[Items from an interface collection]
/---

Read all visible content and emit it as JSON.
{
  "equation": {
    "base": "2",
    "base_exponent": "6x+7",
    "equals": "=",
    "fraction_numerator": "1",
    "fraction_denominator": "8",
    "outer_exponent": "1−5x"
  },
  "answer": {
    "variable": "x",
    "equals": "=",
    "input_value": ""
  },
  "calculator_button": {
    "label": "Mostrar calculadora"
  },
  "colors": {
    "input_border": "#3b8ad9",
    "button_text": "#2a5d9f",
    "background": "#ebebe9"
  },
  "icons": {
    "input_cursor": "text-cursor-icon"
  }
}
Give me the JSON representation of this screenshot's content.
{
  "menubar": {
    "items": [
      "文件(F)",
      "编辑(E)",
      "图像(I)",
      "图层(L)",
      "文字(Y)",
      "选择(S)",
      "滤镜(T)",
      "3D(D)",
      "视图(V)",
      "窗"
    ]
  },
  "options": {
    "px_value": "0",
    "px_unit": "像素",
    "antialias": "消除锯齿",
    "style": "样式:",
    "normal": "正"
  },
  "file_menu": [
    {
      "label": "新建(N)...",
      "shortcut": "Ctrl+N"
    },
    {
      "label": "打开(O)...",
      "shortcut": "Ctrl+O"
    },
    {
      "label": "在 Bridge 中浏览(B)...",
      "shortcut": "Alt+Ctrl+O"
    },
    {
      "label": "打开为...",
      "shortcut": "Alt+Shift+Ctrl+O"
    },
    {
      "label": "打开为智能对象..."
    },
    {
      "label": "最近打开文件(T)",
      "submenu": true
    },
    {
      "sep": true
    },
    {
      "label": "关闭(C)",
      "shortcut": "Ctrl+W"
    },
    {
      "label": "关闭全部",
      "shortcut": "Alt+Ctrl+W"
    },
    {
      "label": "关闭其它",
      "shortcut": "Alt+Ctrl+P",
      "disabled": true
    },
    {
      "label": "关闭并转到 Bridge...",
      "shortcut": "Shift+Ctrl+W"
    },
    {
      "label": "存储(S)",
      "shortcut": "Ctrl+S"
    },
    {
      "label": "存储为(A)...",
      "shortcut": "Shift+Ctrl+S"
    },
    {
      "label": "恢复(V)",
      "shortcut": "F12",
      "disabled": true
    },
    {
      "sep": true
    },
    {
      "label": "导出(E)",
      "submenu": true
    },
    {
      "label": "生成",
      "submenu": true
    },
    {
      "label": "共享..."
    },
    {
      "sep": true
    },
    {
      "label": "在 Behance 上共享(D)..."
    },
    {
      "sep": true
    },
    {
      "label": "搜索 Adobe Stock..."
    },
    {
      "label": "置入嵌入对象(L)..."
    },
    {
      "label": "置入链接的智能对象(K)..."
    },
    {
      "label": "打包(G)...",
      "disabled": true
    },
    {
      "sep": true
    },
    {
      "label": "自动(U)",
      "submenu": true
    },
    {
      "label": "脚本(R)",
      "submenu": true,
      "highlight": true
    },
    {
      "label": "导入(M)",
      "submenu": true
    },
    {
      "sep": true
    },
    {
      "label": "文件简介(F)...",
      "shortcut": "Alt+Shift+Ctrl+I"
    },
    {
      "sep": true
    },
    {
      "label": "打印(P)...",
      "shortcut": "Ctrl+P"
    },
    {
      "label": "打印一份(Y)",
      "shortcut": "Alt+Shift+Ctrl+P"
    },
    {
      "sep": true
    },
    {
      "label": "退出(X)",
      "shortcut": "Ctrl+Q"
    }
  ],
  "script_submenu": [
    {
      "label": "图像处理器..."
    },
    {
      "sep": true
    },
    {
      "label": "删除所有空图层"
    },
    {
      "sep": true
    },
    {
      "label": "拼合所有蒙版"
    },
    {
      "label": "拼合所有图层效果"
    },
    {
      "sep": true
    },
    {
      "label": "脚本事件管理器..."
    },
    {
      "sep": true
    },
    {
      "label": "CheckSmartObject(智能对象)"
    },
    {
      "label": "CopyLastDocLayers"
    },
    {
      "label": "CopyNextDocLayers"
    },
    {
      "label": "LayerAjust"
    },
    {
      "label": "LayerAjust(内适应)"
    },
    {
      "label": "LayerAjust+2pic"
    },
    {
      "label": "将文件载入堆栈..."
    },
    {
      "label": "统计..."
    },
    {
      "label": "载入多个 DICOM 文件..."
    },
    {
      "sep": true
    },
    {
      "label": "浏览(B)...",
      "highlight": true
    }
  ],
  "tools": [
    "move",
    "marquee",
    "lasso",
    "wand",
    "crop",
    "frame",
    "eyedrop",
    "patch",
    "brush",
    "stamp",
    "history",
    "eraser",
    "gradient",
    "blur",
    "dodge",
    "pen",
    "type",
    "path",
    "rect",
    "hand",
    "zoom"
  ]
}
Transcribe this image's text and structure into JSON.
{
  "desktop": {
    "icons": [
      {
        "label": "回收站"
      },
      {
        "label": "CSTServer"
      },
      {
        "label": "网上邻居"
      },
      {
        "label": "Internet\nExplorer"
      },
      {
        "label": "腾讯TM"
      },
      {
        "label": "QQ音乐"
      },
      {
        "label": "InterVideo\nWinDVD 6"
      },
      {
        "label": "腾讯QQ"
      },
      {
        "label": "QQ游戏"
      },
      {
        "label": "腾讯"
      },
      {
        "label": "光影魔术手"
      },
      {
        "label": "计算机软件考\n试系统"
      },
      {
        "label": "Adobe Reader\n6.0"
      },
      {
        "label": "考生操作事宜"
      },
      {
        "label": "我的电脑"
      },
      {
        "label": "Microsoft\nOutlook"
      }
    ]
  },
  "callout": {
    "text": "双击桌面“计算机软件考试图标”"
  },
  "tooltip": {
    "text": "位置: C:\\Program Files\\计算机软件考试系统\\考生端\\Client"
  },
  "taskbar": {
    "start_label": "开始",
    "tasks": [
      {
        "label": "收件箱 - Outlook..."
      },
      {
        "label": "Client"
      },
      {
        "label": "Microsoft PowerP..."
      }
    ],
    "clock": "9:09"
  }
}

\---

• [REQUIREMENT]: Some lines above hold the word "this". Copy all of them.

• [REPLY]:
Give me the JSON representation of this screenshot's content.
Transcribe this image's text and structure into JSON.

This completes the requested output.